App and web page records
- - -

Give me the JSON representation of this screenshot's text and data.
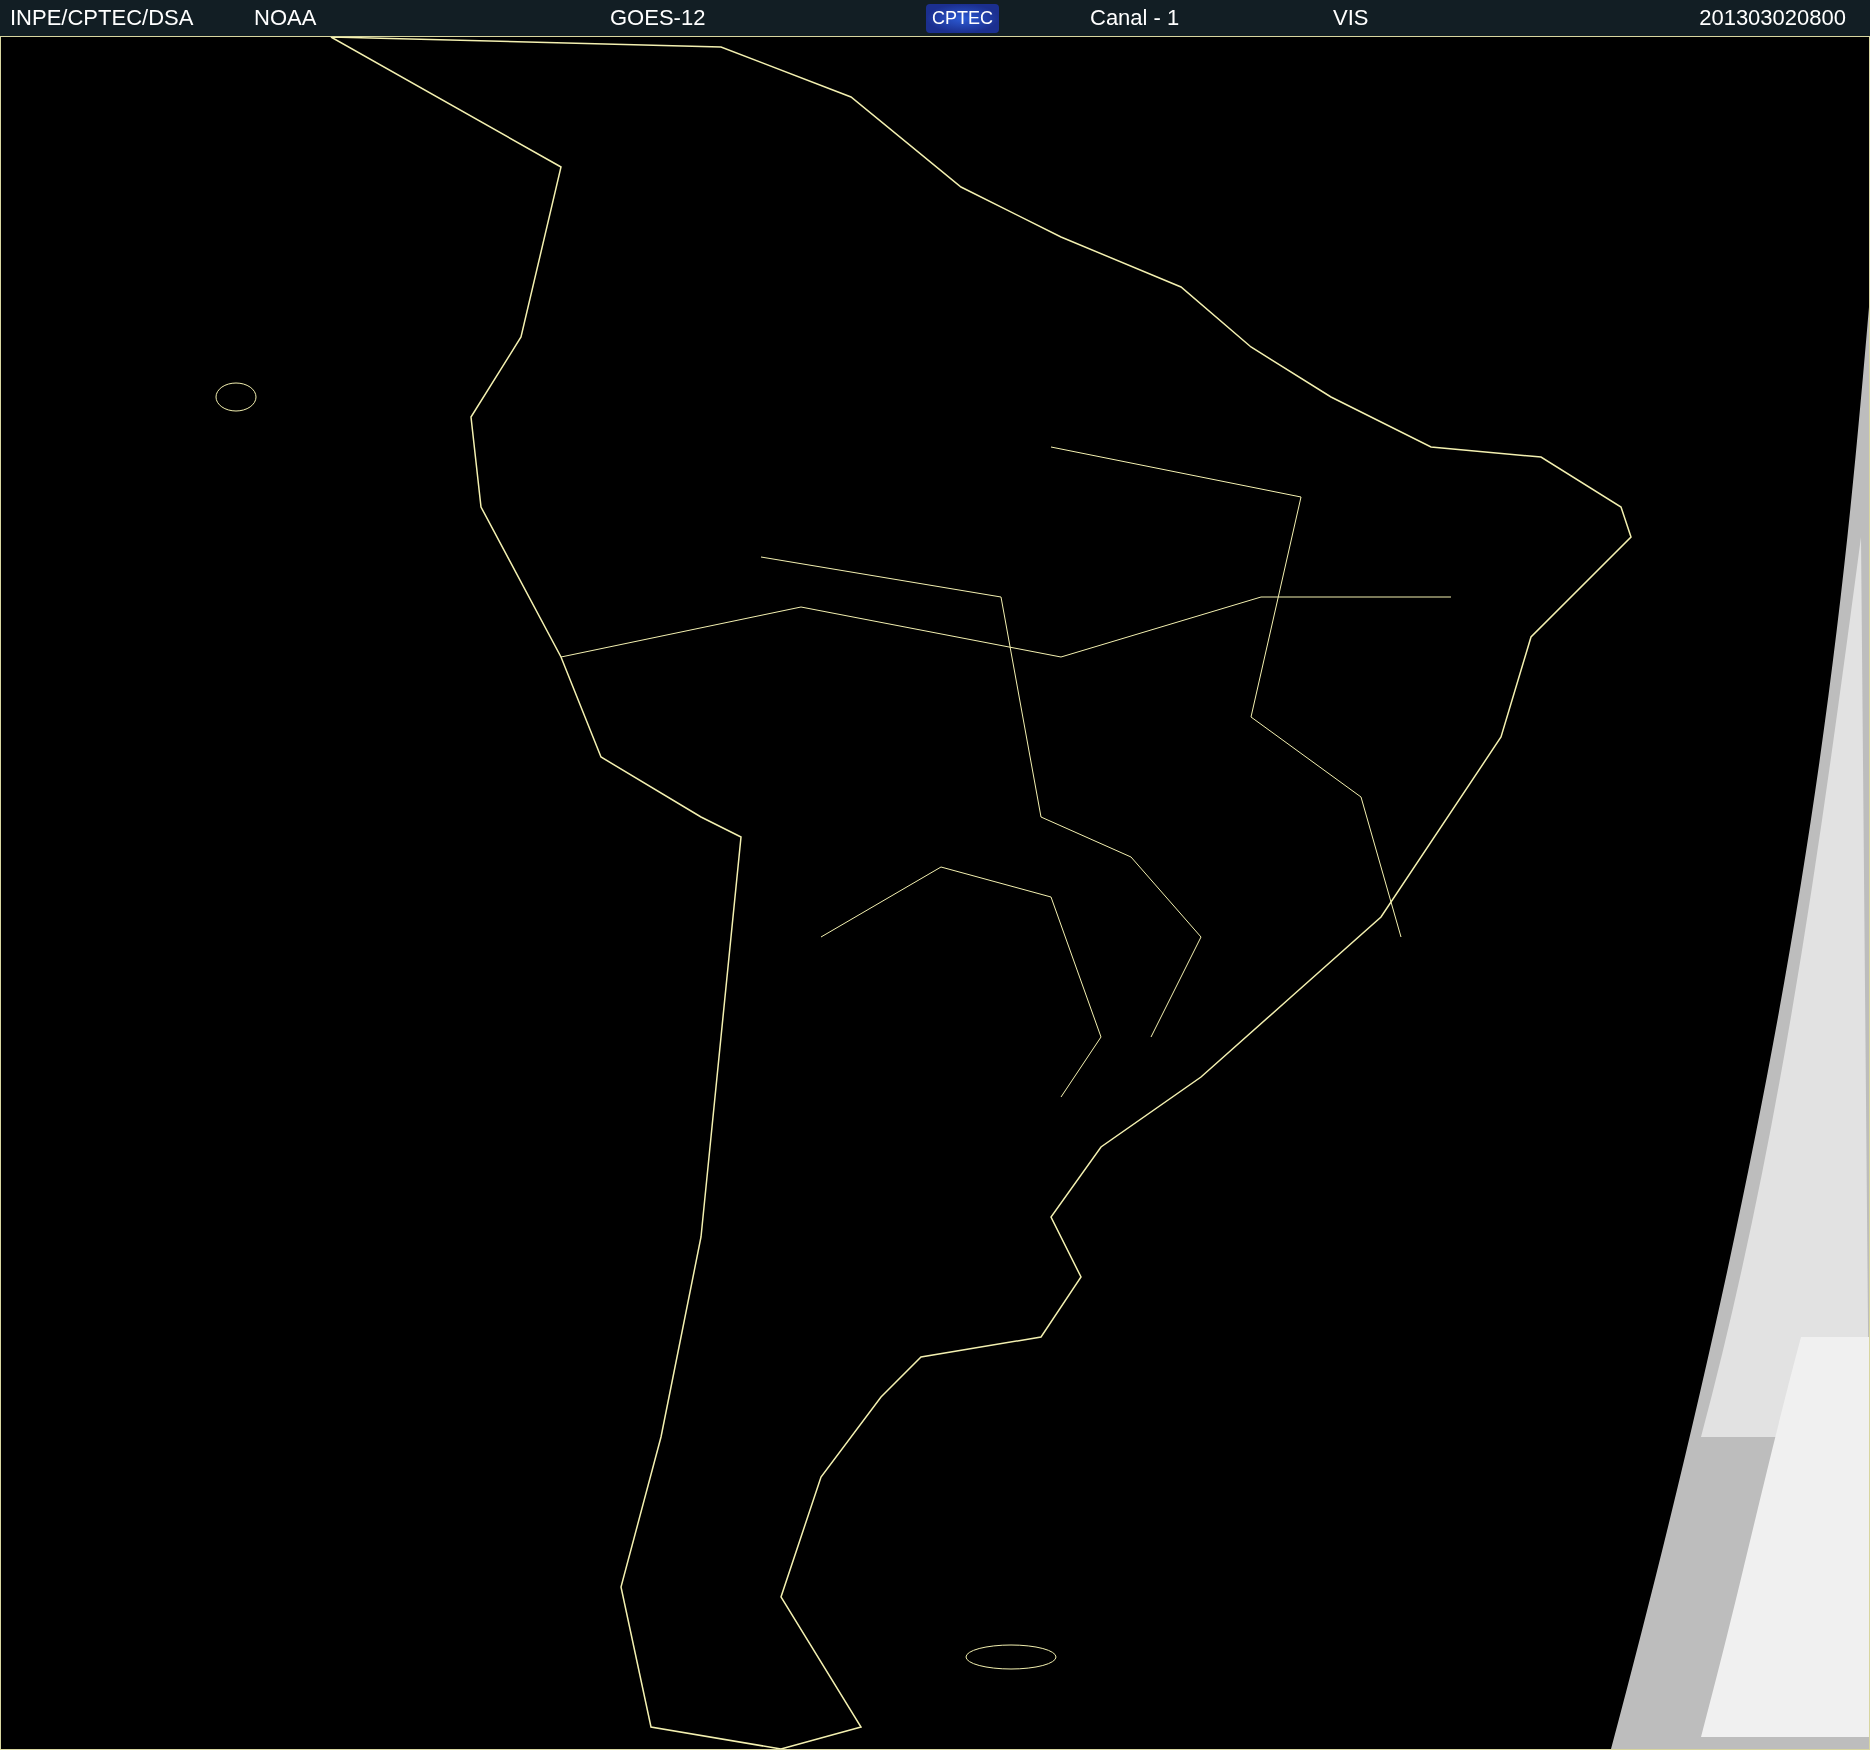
{
  "header": {
    "items": [
      {
        "kind": "text",
        "text": "INPE/CPTEC/DSA"
      },
      {
        "kind": "text",
        "text": "NOAA"
      },
      {
        "kind": "text",
        "text": "GOES-12"
      },
      {
        "kind": "logo",
        "text": "CPTEC"
      },
      {
        "kind": "text",
        "text": "Canal - 1"
      },
      {
        "kind": "text",
        "text": "VIS"
      },
      {
        "kind": "text",
        "text": "201303020800"
      }
    ]
  }
}
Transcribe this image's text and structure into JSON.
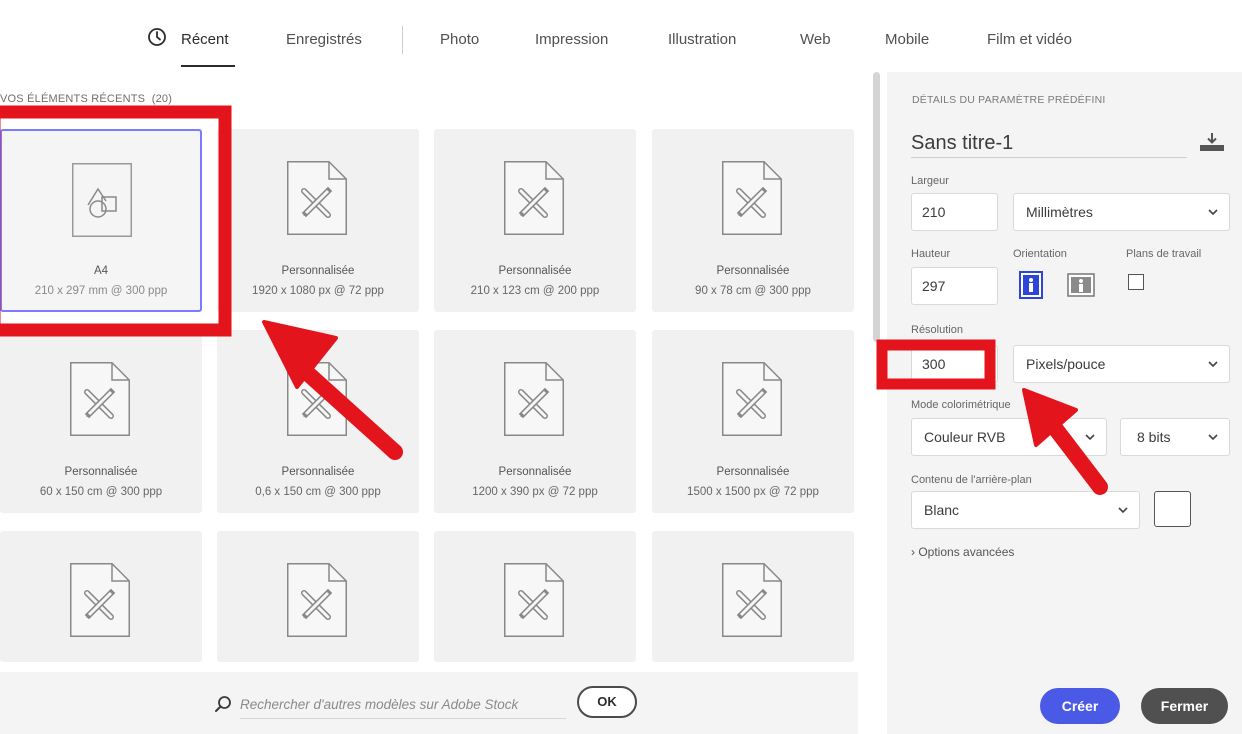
{
  "tabs": {
    "items": [
      {
        "label": "Récent"
      },
      {
        "label": "Enregistrés"
      },
      {
        "label": "Photo"
      },
      {
        "label": "Impression"
      },
      {
        "label": "Illustration"
      },
      {
        "label": "Web"
      },
      {
        "label": "Mobile"
      },
      {
        "label": "Film et vidéo"
      }
    ],
    "active": "Récent"
  },
  "recent": {
    "title": "VOS ÉLÉMENTS RÉCENTS",
    "count": "(20)",
    "items": [
      {
        "label": "A4",
        "sub": "210 x 297 mm @ 300 ppp",
        "icon": "document-shapes-icon",
        "selected": true
      },
      {
        "label": "Personnalisée",
        "sub": "1920 x 1080 px @ 72 ppp",
        "icon": "document-custom-icon"
      },
      {
        "label": "Personnalisée",
        "sub": "210 x 123 cm @ 200 ppp",
        "icon": "document-custom-icon"
      },
      {
        "label": "Personnalisée",
        "sub": "90 x 78 cm @ 300 ppp",
        "icon": "document-custom-icon"
      },
      {
        "label": "Personnalisée",
        "sub": "60 x 150 cm @ 300 ppp",
        "icon": "document-custom-icon"
      },
      {
        "label": "Personnalisée",
        "sub": "0,6 x 150 cm @ 300 ppp",
        "icon": "document-custom-icon"
      },
      {
        "label": "Personnalisée",
        "sub": "1200 x 390 px @ 72 ppp",
        "icon": "document-custom-icon"
      },
      {
        "label": "Personnalisée",
        "sub": "1500 x 1500 px @ 72 ppp",
        "icon": "document-custom-icon"
      },
      {
        "label": "",
        "sub": "",
        "icon": "document-custom-icon"
      },
      {
        "label": "",
        "sub": "",
        "icon": "document-custom-icon"
      },
      {
        "label": "",
        "sub": "",
        "icon": "document-custom-icon"
      },
      {
        "label": "",
        "sub": "",
        "icon": "document-custom-icon"
      }
    ]
  },
  "search": {
    "placeholder": "Rechercher d'autres modèles sur Adobe Stock",
    "ok_label": "OK"
  },
  "preset": {
    "section_title": "DÉTAILS DU PARAMÈTRE PRÉDÉFINI",
    "name": "Sans titre-1",
    "width_label": "Largeur",
    "width_value": "210",
    "width_unit": "Millimètres",
    "height_label": "Hauteur",
    "height_value": "297",
    "orientation_label": "Orientation",
    "artboards_label": "Plans de travail",
    "resolution_label": "Résolution",
    "resolution_value": "300",
    "resolution_unit": "Pixels/pouce",
    "color_mode_label": "Mode colorimétrique",
    "color_mode_value": "Couleur RVB",
    "bit_depth_value": "8 bits",
    "background_label": "Contenu de l'arrière-plan",
    "background_value": "Blanc",
    "advanced_label": "Options avancées",
    "create_label": "Créer",
    "close_label": "Fermer"
  },
  "colors": {
    "accent": "#4a59e6",
    "selected_border": "#7b7bff",
    "annotation_red": "#e3141b",
    "orientation_active": "#2e46d8"
  }
}
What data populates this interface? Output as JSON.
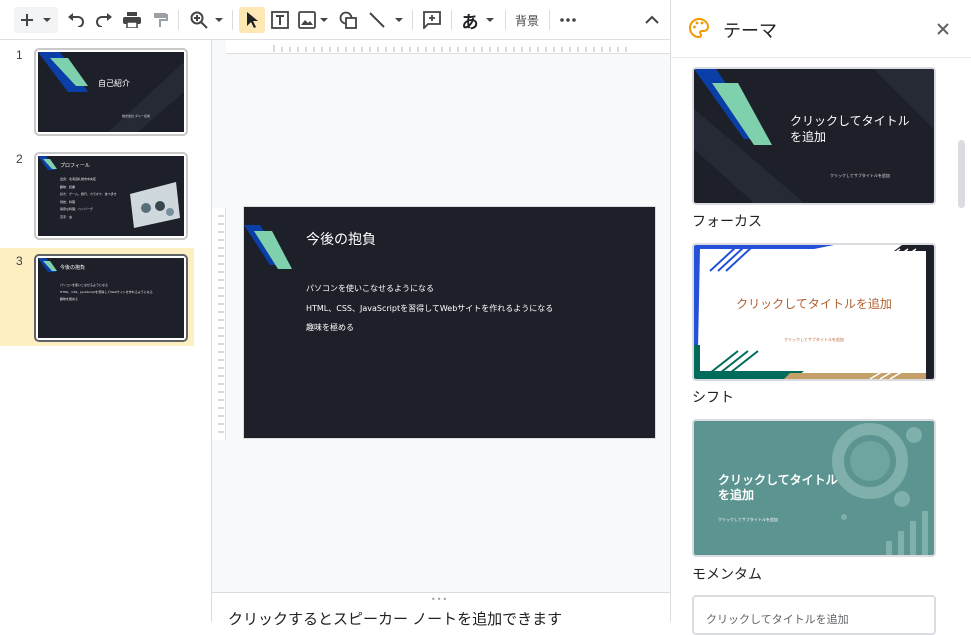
{
  "toolbar": {
    "background_label": "背景",
    "font_char": "あ"
  },
  "filmstrip": {
    "slides": [
      {
        "number": "1",
        "title": "自己紹介",
        "subtitle": "株式会社 ダミー名前"
      },
      {
        "number": "2",
        "title": "プロフィール",
        "lines": [
          "出身：北海道札幌市中央区",
          "趣味：読書",
          "好き：ゲーム、旅行、カラオケ、食べ歩き",
          "特技：料理",
          "得意な料理：ハンバーグ",
          "苦手：虫"
        ]
      },
      {
        "number": "3",
        "title": "今後の抱負",
        "lines": [
          "パソコンを使いこなせるようになる",
          "HTML、CSS、JavaScriptを習得してWebサイトを作れるようになる",
          "趣味を極める"
        ]
      }
    ]
  },
  "canvas": {
    "title": "今後の抱負",
    "lines": [
      "パソコンを使いこなせるようになる",
      "HTML、CSS、JavaScriptを習得してWebサイトを作れるようになる",
      "趣味を極める"
    ]
  },
  "notes": {
    "placeholder": "クリックするとスピーカー ノートを追加できます"
  },
  "themes": {
    "title": "テーマ",
    "items": [
      {
        "name": "フォーカス",
        "title": "クリックしてタイトルを追加",
        "subtitle": "クリックしてサブタイトルを追加"
      },
      {
        "name": "シフト",
        "title": "クリックしてタイトルを追加",
        "subtitle": "クリックしてサブタイトルを追加"
      },
      {
        "name": "モメンタム",
        "title": "クリックしてタイトルを追加",
        "subtitle": "クリックしてサブタイトルを追加"
      },
      {
        "name": "",
        "title": "クリックしてタイトルを追加",
        "subtitle": ""
      }
    ]
  },
  "colors": {
    "slide_bg": "#1d2029",
    "accent_green": "#7fd1ae",
    "accent_blue": "#0b3fa8",
    "selected_slide_bg": "#feefc3",
    "momentum_teal": "#5b9490",
    "shift_tan": "#c6a06a"
  }
}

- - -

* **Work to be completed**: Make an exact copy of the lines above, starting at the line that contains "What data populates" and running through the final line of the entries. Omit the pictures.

* **Response to this exercise**:
What data populates this interface? Output as JSON.
{
  "toolbar": {
    "background_label": "背景",
    "font_char": "あ"
  },
  "filmstrip": {
    "slides": [
      {
        "number": "1",
        "title": "自己紹介",
        "subtitle": "株式会社 ダミー名前"
      },
      {
        "number": "2",
        "title": "プロフィール",
        "lines": [
          "出身：北海道札幌市中央区",
          "趣味：読書",
          "好き：ゲーム、旅行、カラオケ、食べ歩き",
          "特技：料理",
          "得意な料理：ハンバーグ",
          "苦手：虫"
        ]
      },
      {
        "number": "3",
        "title": "今後の抱負",
        "lines": [
          "パソコンを使いこなせるようになる",
          "HTML、CSS、JavaScriptを習得してWebサイトを作れるようになる",
          "趣味を極める"
        ]
      }
    ]
  },
  "canvas": {
    "title": "今後の抱負",
    "lines": [
      "パソコンを使いこなせるようになる",
      "HTML、CSS、JavaScriptを習得してWebサイトを作れるようになる",
      "趣味を極める"
    ]
  },
  "notes": {
    "placeholder": "クリックするとスピーカー ノートを追加できます"
  },
  "themes": {
    "title": "テーマ",
    "items": [
      {
        "name": "フォーカス",
        "title": "クリックしてタイトルを追加",
        "subtitle": "クリックしてサブタイトルを追加"
      },
      {
        "name": "シフト",
        "title": "クリックしてタイトルを追加",
        "subtitle": "クリックしてサブタイトルを追加"
      },
      {
        "name": "モメンタム",
        "title": "クリックしてタイトルを追加",
        "subtitle": "クリックしてサブタイトルを追加"
      },
      {
        "name": "",
        "title": "クリックしてタイトルを追加",
        "subtitle": ""
      }
    ]
  },
  "colors": {
    "slide_bg": "#1d2029",
    "accent_green": "#7fd1ae",
    "accent_blue": "#0b3fa8",
    "selected_slide_bg": "#feefc3",
    "momentum_teal": "#5b9490",
    "shift_tan": "#c6a06a"
  }
}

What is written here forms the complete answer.